▶ **TASK BRIEF**:
Search the data below for "this"; list each line that holds it.
==========
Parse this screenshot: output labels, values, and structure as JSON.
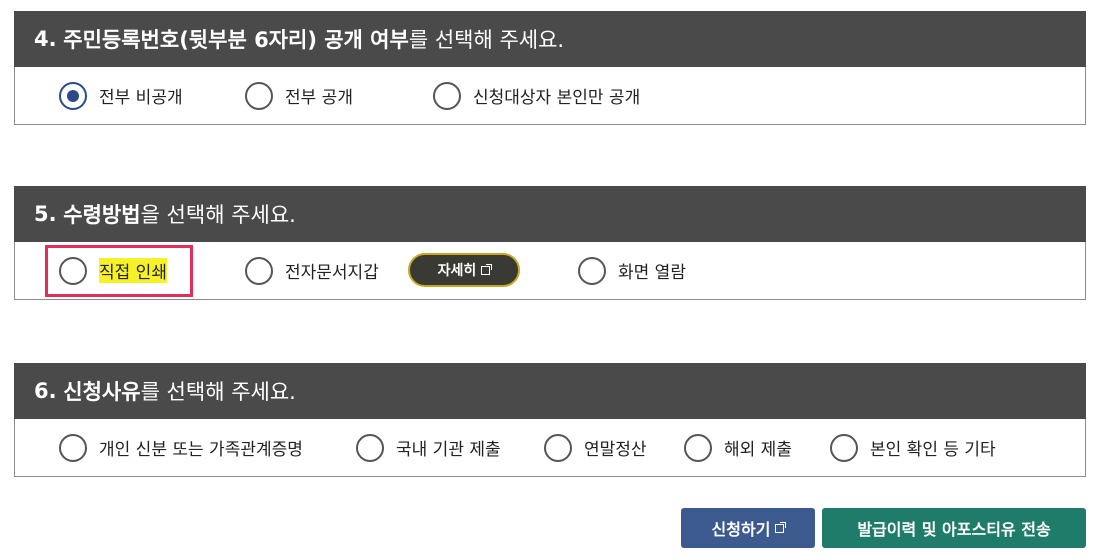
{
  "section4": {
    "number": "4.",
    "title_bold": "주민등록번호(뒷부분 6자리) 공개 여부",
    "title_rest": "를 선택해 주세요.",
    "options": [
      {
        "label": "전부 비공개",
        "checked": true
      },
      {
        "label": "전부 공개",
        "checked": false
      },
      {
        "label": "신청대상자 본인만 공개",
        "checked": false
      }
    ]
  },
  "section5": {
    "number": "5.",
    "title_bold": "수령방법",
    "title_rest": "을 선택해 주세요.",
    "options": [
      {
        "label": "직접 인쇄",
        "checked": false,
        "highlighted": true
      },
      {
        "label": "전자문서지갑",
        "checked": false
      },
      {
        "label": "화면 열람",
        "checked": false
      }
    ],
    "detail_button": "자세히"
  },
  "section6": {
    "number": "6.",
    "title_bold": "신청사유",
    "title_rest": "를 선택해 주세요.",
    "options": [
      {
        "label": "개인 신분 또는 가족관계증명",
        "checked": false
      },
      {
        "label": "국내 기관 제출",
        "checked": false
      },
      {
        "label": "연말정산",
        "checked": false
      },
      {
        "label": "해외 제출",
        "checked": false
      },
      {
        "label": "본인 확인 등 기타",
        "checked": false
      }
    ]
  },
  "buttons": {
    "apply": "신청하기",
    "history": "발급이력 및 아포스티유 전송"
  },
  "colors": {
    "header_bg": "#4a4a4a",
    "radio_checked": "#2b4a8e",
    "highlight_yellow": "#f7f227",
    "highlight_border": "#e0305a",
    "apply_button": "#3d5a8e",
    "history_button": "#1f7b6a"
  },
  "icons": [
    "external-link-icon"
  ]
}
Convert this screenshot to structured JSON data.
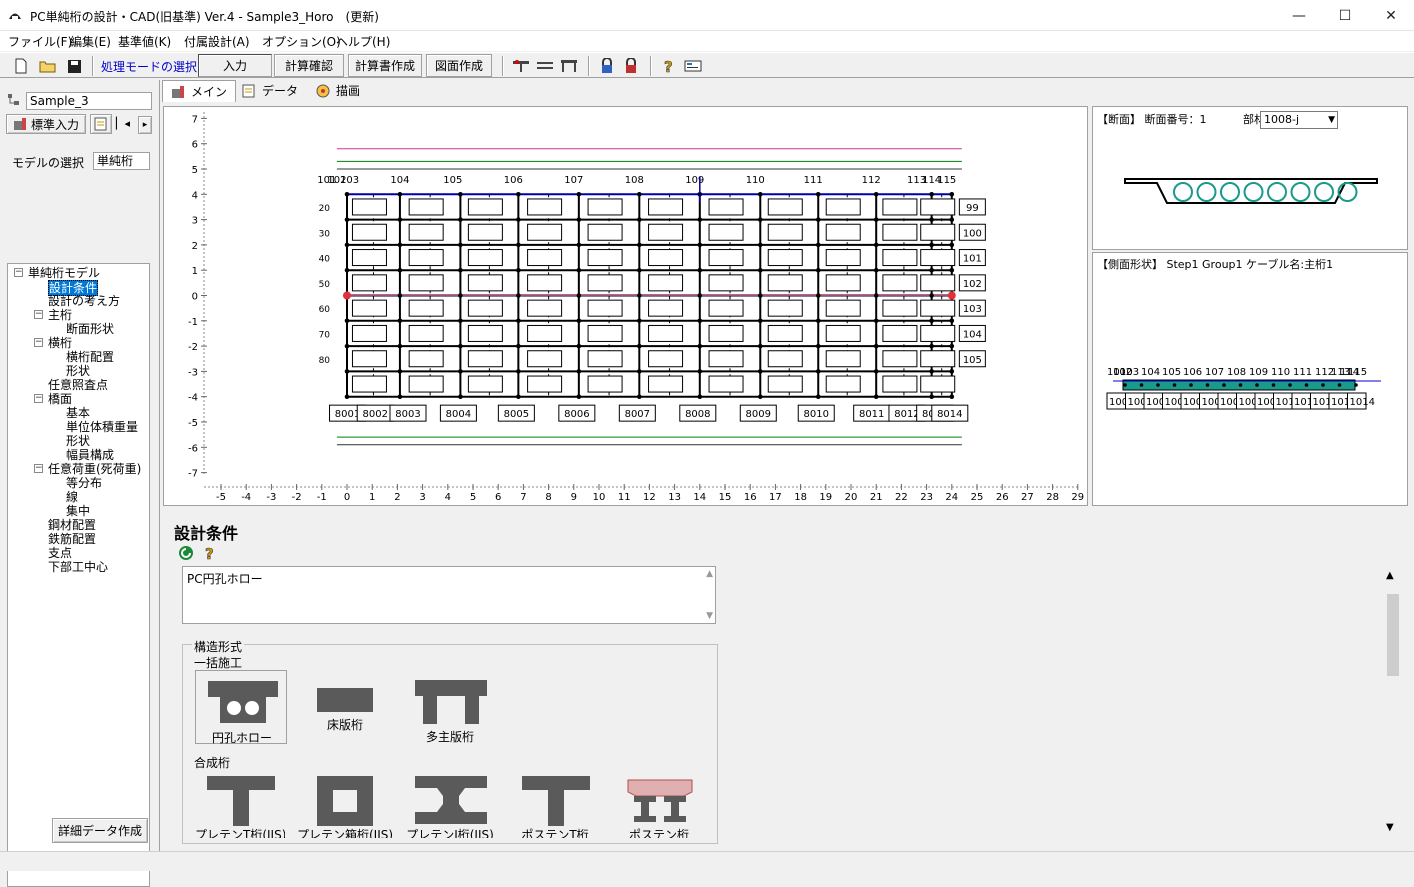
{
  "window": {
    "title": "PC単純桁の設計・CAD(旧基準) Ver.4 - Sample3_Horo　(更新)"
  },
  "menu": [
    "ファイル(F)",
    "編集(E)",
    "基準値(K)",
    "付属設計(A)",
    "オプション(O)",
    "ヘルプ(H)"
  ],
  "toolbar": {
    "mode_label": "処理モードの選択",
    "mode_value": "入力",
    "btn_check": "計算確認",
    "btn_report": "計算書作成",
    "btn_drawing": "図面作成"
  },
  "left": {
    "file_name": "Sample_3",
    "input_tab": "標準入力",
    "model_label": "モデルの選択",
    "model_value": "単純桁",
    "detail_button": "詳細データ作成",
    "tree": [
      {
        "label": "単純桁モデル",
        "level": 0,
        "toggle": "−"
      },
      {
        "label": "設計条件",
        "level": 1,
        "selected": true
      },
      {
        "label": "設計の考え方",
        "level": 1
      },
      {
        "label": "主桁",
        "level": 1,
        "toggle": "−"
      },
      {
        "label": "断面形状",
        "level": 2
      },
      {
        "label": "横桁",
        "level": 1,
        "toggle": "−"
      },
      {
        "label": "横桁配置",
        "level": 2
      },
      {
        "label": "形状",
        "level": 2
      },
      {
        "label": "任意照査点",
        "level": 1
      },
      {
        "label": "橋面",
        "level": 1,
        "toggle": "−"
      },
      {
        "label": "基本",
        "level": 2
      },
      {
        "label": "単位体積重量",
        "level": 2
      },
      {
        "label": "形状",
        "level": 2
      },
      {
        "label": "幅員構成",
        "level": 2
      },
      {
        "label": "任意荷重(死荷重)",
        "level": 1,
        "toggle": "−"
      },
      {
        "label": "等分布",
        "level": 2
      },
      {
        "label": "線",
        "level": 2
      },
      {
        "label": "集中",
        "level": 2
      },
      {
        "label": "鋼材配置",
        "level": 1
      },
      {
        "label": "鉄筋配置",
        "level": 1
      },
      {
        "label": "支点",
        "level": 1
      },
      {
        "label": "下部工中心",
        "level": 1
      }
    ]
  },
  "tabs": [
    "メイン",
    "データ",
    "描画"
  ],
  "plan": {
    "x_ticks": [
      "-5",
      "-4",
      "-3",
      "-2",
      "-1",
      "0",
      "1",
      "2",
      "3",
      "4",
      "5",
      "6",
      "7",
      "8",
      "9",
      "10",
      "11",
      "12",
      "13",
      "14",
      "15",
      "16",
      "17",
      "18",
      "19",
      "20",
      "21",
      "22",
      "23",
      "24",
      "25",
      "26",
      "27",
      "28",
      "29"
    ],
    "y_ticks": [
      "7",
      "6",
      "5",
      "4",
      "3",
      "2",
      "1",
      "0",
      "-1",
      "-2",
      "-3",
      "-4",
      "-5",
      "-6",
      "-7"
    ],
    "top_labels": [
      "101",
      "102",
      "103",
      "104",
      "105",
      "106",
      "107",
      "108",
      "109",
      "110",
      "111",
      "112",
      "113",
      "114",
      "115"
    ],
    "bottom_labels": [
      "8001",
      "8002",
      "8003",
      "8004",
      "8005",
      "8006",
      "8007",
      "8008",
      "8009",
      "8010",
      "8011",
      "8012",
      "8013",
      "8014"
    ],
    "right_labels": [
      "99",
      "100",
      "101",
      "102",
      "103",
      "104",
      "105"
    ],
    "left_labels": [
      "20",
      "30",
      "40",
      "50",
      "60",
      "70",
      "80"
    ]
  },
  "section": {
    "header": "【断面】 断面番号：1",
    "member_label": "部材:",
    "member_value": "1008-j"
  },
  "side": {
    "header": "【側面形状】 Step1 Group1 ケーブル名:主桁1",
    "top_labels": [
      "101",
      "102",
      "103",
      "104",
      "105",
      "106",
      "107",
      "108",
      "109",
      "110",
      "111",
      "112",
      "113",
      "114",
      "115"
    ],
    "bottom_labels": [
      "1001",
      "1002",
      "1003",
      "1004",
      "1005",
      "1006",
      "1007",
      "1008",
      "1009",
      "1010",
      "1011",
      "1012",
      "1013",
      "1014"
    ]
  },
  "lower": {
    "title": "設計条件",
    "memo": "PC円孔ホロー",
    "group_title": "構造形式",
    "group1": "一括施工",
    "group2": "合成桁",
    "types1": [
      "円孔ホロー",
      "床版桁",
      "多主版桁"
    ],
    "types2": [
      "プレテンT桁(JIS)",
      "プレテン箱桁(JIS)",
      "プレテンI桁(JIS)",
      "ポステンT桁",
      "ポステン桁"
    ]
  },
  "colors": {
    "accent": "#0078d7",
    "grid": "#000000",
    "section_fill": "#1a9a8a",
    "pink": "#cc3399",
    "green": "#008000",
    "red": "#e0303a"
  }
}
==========
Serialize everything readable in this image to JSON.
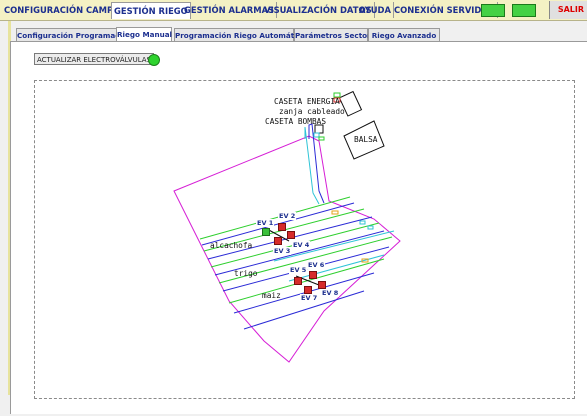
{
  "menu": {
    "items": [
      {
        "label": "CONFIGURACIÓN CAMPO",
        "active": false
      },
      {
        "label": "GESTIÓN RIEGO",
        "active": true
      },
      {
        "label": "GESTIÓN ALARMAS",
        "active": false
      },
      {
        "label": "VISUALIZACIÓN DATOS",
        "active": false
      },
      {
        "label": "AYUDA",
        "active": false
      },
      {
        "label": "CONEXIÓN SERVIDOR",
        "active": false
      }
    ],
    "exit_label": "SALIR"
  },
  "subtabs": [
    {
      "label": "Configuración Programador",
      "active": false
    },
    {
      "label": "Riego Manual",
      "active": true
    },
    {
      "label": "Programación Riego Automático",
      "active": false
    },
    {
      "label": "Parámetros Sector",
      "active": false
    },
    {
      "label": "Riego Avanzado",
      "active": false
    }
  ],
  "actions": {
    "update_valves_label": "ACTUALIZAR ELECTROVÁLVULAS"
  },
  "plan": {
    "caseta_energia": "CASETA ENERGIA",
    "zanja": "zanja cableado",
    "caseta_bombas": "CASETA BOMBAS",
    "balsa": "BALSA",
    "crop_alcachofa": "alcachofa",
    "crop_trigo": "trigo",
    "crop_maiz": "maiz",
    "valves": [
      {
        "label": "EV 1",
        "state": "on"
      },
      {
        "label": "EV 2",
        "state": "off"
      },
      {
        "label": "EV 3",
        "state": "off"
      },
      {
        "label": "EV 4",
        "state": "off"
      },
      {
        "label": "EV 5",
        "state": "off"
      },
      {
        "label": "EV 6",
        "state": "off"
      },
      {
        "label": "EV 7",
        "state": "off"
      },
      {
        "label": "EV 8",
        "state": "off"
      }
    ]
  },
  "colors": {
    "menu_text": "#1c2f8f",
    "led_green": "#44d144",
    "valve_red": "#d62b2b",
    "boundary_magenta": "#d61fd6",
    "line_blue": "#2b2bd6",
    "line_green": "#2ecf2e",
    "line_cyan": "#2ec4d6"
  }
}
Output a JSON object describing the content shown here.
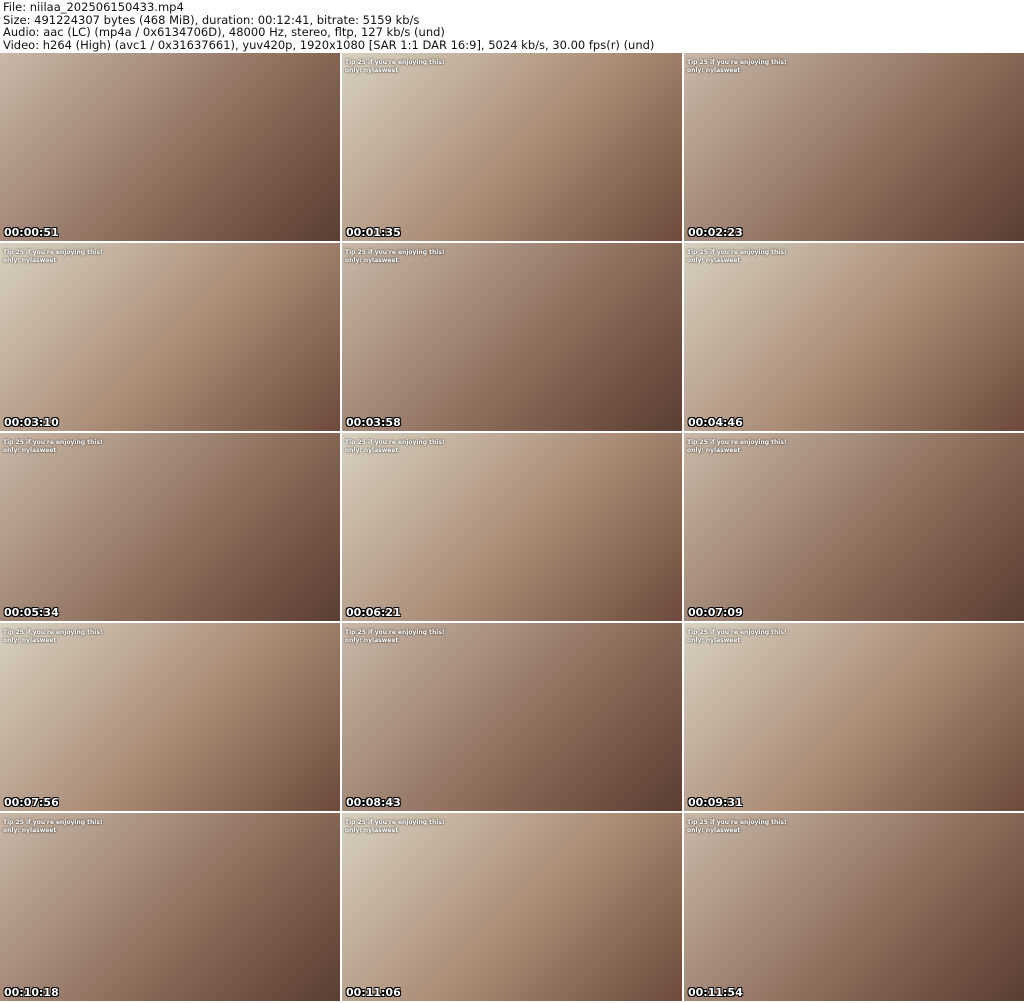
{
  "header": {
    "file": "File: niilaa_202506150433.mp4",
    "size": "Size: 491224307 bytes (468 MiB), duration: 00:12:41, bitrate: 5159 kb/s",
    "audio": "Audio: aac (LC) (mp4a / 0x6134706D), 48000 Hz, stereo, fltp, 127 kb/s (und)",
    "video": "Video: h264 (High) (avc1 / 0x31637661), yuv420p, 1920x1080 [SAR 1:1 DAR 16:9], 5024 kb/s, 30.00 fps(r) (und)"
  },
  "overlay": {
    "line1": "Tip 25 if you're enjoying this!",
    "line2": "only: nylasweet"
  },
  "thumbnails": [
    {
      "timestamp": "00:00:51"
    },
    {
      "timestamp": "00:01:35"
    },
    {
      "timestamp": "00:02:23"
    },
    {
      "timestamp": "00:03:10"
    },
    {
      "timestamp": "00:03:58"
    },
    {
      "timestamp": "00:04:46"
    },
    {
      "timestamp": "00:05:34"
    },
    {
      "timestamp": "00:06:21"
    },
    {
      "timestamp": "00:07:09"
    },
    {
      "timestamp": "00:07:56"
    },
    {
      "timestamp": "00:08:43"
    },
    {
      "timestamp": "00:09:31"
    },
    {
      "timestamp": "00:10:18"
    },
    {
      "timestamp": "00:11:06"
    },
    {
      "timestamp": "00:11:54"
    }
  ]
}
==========
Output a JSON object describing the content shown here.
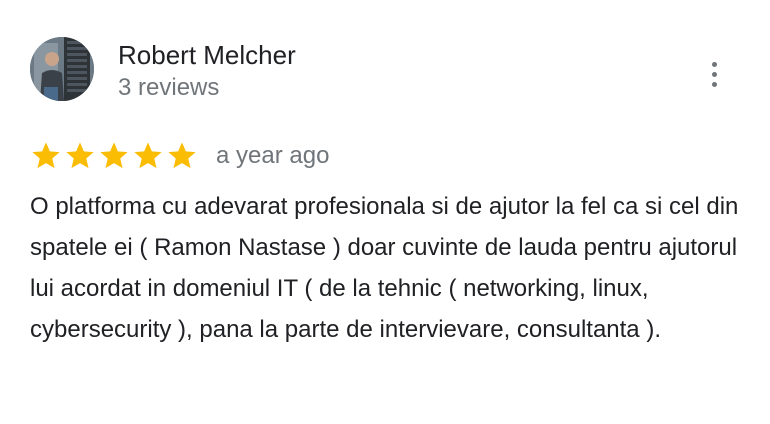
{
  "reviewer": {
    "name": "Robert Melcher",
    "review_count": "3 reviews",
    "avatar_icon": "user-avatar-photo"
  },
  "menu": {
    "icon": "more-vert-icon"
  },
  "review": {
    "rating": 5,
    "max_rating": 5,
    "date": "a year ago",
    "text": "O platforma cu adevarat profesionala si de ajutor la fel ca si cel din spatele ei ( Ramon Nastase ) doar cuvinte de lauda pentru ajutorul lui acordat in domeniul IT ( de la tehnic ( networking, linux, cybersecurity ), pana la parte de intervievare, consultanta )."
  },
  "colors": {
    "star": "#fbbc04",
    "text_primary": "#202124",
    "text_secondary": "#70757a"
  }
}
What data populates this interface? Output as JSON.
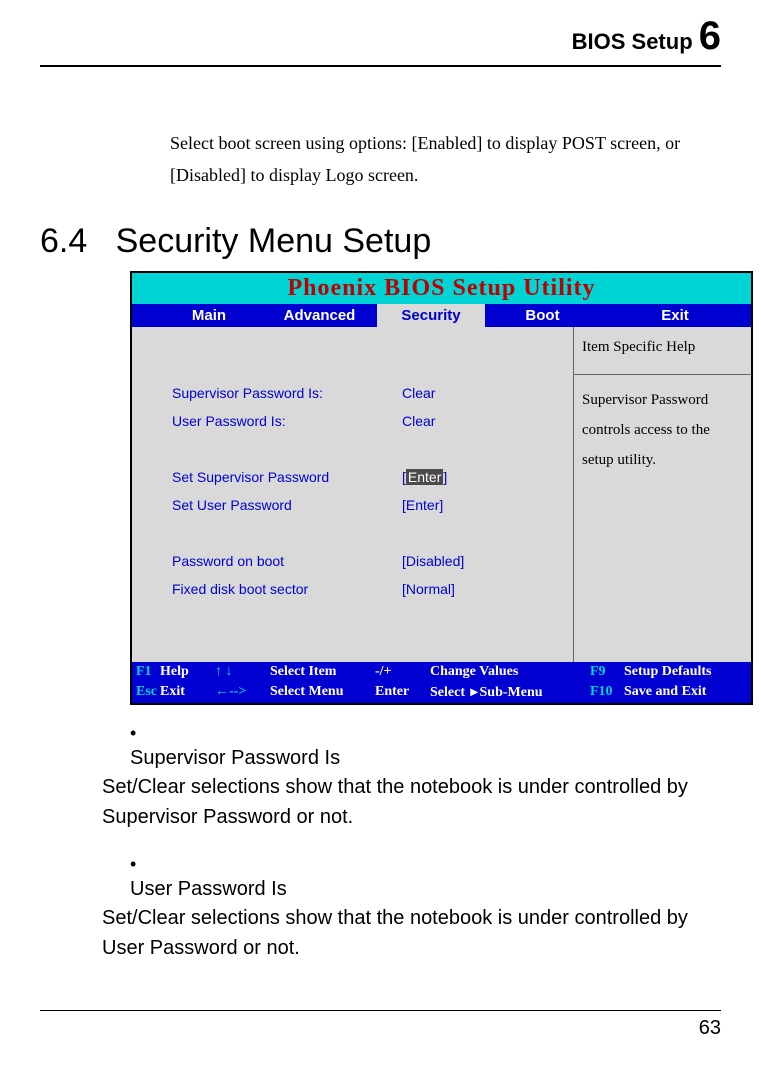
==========
▶ **ANSWER TO THE EXERCISE**:
Parse this screenshot: output labels, values, and structure as JSON.
Convert this screenshot to structured JSON data.
Serialize everything readable in this image to JSON.
    "line1": "Tip 25 if you're enjoying this!",
What data populates this interface? Output as JSON.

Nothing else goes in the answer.